The week of Dec. 3 marks the 20th anniversary of the first text message.
Warning! Your phone bill may go up because the government is changing what cell phone companies need to do with your texts.
Your private texts, messages you send to your friends and to your relatives, may soon be stored for two years, just in case police want to take a look.
It's a controversial idea and it could cost you more on your cell phone bill.
An estimated 6 billion texts are sent in the united states every single day.
How long the actual message is stored depends on the carrier.
According to a report in Wired magazine, AT&T and T-Mobile discard messages immediately, Verizon keeps them five days and Sprint keeps them for 12.
That could all change though, if local and state police have their way.
They want congress to pass a law requiring cell phone companies to keep text information for two years.
"Consumers are probably unaware are even sought after - for two years," said Robert Siciliano.
Siciliano is a Boston based on-line security expert for McAfee. He says privacy is one issue and cost is another.
"Companies like AT&T and Verizon would have to hold our data, employees would also have access to that data as well. This is government regulating to the consumer," said Siciliano.
Right now police do not need a warrant to access your cell phone records. In most cases, the carriers simply hand the information over.
These days a lot of people send more texts, tweets or Facebook messages than they talk face-to-face.

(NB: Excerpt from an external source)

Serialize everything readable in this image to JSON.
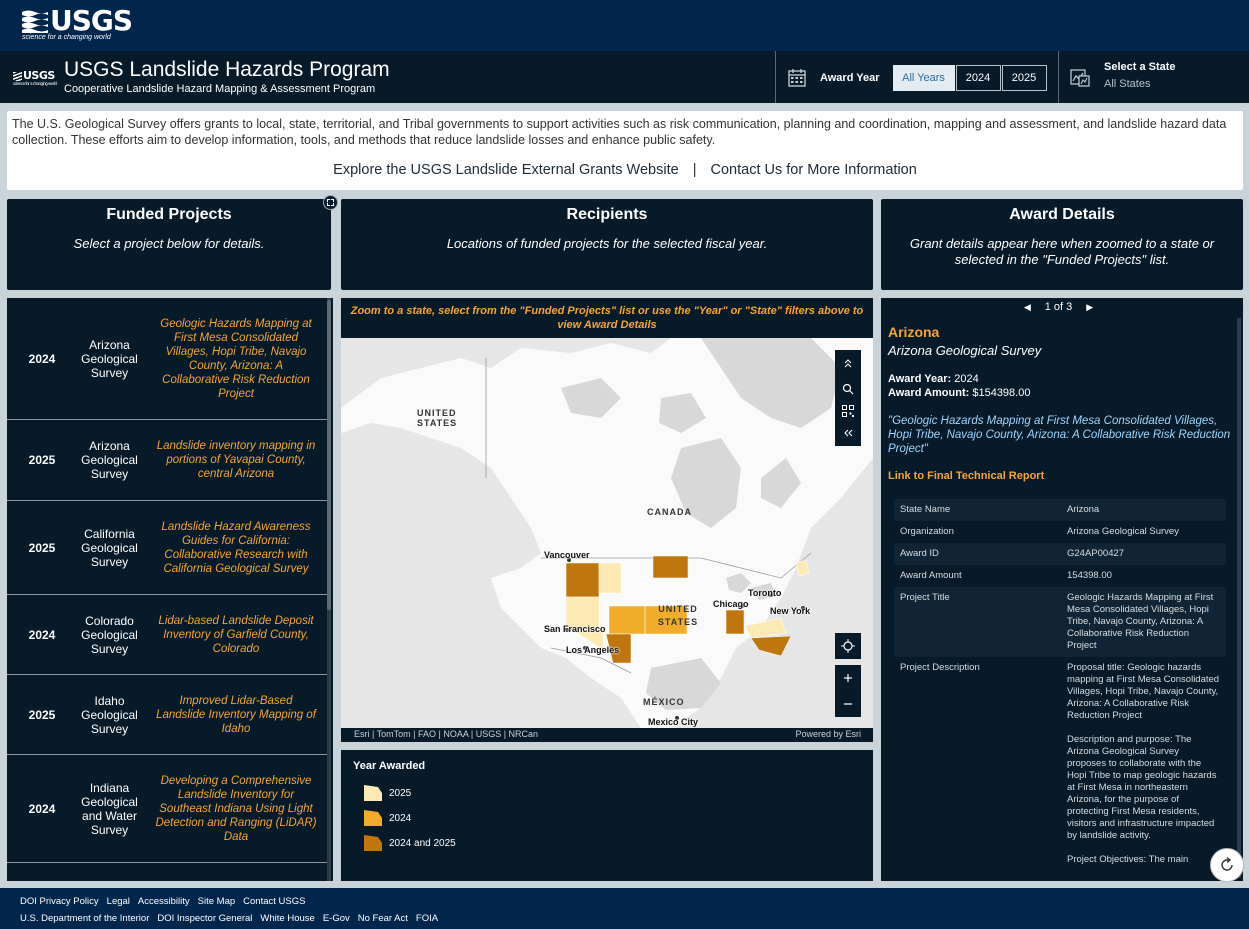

It will be up to congress to decide how much access police will have to all our messages.